The giant, 130-ton Wirth roadheader made news when it first arrived in 2010 from Europe to begin the tunneling for the Caldecott Tunnel Fourth Bore through the East Bay hills. Over the ensuing two years, the spiked roadheader chewed through several geological formations, including rock dating back to the Miocene period 5 to 23 million years ago, wearing away a total of 4,000 drill teeth in the process. In October of this year, contractors dismantled the massive machine, signaling the completion of the excavation. The bore is now nearly 50 feet wide and 40 feet tall for its entire 3,389-foot length from Oakland to Orinda, and work is shifting from excavation to final concrete work, with the opening scheduled for late 2013. Stay on top of progress at the project’s newly revamped website. And watch a video of the final stages of tunneling.
While the digging is done, the story of the men who moved mountain and earth to drill the Caldecott Fourth Bore lives on in a collection of gritty photos by Caltrans photographer John Huseby and MTC photographer Karl Nielsen.
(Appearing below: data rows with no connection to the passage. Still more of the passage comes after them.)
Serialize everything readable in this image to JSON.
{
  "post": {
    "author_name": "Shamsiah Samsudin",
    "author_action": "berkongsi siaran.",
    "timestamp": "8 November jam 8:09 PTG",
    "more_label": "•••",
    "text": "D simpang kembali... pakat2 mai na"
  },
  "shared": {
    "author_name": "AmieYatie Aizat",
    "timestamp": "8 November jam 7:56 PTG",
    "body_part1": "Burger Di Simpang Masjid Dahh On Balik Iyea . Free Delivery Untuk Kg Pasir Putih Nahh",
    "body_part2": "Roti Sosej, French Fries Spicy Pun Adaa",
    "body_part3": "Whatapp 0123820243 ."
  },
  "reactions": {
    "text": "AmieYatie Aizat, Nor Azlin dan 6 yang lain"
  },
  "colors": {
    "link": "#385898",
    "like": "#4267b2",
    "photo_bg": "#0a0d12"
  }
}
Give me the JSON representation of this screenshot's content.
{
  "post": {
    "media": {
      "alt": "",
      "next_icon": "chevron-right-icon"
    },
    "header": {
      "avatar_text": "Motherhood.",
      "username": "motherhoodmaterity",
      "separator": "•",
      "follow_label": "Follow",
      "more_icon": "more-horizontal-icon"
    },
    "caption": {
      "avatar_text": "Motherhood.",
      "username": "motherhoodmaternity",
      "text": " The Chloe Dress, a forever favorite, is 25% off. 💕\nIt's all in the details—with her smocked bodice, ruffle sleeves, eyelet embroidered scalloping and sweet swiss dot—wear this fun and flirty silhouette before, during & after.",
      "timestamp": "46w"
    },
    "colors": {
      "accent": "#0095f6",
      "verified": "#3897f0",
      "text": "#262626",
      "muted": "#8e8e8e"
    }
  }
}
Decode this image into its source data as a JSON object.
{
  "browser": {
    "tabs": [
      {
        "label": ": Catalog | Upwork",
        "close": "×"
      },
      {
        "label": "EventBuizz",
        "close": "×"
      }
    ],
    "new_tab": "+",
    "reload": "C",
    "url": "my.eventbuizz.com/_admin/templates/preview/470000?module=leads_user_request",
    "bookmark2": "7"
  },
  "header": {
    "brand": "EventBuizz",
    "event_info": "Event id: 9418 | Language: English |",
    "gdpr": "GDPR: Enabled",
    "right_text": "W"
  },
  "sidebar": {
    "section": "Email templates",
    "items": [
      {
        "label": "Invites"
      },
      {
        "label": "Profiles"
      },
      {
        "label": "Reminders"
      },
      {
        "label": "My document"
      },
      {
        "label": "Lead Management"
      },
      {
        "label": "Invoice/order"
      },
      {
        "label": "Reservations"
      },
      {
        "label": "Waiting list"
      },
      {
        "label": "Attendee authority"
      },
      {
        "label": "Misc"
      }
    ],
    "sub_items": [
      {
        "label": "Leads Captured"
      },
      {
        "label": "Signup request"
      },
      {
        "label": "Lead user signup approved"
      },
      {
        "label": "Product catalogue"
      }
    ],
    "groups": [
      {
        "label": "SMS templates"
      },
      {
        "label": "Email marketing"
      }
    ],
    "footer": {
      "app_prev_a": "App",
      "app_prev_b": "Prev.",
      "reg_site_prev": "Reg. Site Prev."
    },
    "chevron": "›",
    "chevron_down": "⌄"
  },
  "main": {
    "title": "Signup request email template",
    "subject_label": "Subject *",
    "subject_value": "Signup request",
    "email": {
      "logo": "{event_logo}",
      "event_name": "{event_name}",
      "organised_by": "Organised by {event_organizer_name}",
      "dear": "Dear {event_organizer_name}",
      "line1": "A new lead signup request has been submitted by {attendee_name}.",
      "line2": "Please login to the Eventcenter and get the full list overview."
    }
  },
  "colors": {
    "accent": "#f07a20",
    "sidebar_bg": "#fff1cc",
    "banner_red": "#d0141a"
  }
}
The “Tunnel Vision” photo exhibit debuted at MTC earlier this year is now traveling to various locations around the East Bay. For a schedule and/or to view the photos, go to the project site.